:: EXTRACTED RECORDS ::

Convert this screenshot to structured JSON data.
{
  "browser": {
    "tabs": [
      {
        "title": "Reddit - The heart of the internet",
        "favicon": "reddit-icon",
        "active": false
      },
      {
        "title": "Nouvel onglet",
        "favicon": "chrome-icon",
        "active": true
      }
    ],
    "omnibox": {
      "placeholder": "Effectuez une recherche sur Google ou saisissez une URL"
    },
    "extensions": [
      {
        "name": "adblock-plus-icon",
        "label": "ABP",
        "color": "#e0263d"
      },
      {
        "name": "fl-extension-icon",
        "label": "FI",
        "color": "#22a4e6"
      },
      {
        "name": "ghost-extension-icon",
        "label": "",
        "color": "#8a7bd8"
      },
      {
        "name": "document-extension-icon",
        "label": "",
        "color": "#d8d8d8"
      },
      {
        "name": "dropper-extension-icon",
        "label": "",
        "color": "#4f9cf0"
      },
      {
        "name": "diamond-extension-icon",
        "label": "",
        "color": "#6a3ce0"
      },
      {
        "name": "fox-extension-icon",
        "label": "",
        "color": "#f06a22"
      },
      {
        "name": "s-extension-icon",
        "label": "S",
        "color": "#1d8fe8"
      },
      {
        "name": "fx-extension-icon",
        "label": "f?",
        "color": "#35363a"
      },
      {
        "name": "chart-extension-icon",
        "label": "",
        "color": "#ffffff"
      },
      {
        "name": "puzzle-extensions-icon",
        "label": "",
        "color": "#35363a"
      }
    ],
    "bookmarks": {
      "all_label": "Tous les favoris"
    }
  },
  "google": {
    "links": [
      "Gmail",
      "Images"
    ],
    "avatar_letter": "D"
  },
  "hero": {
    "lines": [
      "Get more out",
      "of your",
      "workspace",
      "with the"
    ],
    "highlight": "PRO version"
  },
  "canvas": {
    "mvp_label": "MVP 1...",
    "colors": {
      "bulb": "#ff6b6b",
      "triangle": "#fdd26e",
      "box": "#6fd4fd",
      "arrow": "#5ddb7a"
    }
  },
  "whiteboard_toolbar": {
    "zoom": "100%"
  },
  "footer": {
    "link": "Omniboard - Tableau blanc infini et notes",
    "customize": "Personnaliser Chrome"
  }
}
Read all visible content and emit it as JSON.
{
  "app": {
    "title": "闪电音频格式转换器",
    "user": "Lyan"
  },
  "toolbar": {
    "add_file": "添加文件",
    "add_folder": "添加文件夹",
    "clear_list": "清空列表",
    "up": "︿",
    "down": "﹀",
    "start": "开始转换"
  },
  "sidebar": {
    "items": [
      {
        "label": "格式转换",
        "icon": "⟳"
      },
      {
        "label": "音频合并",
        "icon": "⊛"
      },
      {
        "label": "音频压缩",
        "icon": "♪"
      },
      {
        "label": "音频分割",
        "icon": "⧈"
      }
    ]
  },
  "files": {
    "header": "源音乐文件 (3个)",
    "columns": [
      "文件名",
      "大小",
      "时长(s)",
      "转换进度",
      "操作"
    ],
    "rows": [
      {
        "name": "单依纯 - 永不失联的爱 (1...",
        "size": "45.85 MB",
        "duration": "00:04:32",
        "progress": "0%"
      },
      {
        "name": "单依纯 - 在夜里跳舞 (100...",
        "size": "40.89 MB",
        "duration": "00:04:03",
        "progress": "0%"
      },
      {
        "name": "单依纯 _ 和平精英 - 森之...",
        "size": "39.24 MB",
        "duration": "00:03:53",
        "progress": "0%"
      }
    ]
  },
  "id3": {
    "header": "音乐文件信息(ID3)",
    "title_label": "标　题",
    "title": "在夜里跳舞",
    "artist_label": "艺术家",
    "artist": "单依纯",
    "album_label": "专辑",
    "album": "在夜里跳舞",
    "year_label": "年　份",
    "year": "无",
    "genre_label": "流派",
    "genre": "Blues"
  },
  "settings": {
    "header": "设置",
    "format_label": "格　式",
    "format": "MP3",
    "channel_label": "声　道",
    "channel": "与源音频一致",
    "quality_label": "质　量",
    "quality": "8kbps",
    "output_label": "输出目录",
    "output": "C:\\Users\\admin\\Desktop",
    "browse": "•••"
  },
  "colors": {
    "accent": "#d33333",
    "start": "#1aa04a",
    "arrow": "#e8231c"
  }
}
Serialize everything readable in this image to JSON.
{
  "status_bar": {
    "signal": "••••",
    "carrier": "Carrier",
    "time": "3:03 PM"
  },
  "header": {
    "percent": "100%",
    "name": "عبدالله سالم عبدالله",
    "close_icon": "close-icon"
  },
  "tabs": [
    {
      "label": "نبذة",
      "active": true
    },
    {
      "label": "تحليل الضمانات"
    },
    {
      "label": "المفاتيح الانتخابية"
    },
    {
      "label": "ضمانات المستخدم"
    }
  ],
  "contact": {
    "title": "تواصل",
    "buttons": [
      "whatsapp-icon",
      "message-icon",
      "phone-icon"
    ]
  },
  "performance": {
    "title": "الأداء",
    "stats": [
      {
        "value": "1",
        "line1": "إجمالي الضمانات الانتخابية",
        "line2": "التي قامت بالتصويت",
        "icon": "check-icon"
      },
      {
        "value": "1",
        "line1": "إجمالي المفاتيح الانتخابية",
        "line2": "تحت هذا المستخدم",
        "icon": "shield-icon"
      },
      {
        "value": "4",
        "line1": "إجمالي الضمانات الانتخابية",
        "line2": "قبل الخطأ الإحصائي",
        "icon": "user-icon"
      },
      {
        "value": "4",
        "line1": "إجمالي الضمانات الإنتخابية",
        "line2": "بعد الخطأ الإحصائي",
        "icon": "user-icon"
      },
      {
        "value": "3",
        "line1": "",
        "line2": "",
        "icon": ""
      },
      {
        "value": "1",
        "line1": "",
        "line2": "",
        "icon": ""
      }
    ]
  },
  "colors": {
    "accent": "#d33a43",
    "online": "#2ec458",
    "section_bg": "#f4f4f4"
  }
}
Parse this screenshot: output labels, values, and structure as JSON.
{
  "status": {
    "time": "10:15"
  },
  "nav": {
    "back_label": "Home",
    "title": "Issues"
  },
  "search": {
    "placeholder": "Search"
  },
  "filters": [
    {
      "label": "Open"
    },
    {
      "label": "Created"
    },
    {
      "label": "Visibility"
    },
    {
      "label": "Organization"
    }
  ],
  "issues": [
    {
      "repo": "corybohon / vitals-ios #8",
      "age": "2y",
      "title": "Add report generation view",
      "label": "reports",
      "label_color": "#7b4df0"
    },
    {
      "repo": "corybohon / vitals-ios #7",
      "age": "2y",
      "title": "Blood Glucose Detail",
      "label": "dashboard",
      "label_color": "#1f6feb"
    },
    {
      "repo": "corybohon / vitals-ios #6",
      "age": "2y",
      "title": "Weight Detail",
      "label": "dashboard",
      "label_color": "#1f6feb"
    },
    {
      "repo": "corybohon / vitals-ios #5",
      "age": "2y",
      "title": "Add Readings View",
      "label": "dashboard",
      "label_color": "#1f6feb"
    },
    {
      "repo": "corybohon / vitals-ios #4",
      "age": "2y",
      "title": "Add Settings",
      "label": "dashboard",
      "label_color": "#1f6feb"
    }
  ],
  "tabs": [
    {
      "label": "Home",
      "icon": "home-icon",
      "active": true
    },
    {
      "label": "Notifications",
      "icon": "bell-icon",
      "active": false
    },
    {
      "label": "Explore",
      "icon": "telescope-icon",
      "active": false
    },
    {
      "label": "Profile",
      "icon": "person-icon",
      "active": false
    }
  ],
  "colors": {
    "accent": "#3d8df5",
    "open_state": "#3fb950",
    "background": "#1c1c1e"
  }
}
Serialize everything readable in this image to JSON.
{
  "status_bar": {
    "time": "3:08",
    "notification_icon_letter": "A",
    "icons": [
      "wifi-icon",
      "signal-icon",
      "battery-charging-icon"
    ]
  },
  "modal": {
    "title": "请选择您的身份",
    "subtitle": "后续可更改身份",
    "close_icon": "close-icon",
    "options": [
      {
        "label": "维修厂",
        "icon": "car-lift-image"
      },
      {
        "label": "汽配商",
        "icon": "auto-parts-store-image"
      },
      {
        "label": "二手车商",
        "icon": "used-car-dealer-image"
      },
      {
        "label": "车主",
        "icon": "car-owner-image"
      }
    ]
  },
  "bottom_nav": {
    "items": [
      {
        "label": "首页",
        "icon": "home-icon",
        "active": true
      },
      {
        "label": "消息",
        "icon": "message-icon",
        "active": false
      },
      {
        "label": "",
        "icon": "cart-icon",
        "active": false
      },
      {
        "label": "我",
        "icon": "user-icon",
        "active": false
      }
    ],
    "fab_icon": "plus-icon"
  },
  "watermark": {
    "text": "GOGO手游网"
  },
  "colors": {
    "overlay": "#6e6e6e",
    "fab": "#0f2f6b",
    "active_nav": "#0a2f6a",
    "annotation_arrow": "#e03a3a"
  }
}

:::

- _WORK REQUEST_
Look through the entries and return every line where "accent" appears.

- _ANSWER BOX_
    "accent": "#d33333",
    "accent": "#d33a43",
    "accent": "#3d8df5",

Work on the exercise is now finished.